(ASSIGNED TASK): Count the lines below that contain the word "Cristhian", and state only that number.

(EXERCISE MATERIAL):
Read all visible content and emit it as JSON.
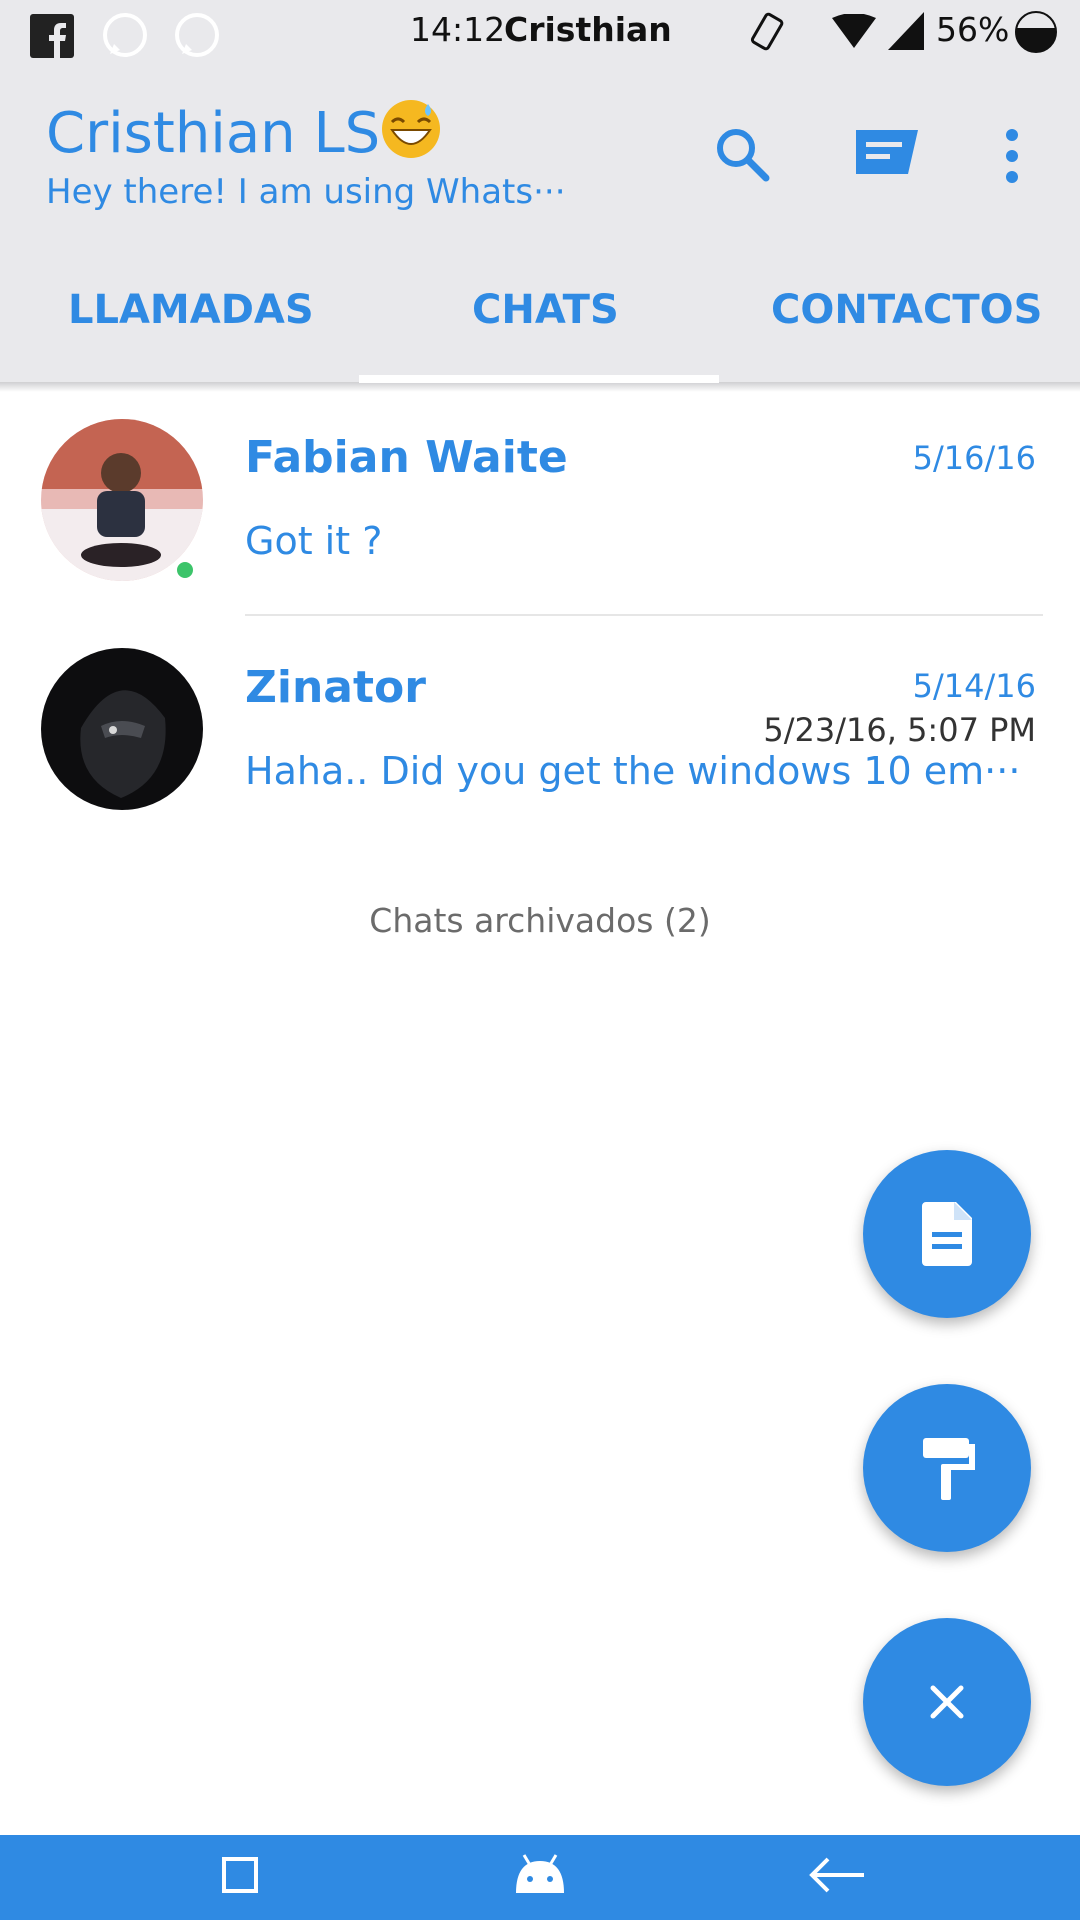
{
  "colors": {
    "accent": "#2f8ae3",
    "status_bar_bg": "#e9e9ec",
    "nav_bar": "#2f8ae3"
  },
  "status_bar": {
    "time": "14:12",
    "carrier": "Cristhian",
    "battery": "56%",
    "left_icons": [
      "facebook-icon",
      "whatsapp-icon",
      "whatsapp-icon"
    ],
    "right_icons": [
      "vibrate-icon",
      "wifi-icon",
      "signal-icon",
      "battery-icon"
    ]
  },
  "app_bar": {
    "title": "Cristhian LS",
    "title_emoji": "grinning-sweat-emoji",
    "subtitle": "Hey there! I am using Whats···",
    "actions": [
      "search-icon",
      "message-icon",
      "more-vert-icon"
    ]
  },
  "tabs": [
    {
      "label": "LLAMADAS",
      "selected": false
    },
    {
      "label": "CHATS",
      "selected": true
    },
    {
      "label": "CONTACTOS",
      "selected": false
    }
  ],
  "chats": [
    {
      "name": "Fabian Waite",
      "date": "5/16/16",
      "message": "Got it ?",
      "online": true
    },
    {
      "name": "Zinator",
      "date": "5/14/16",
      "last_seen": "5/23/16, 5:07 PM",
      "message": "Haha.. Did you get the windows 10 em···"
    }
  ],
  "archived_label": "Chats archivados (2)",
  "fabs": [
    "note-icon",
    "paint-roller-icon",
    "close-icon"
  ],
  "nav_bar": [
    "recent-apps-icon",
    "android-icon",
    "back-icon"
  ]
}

(ANSWER TO THIS TASK): 2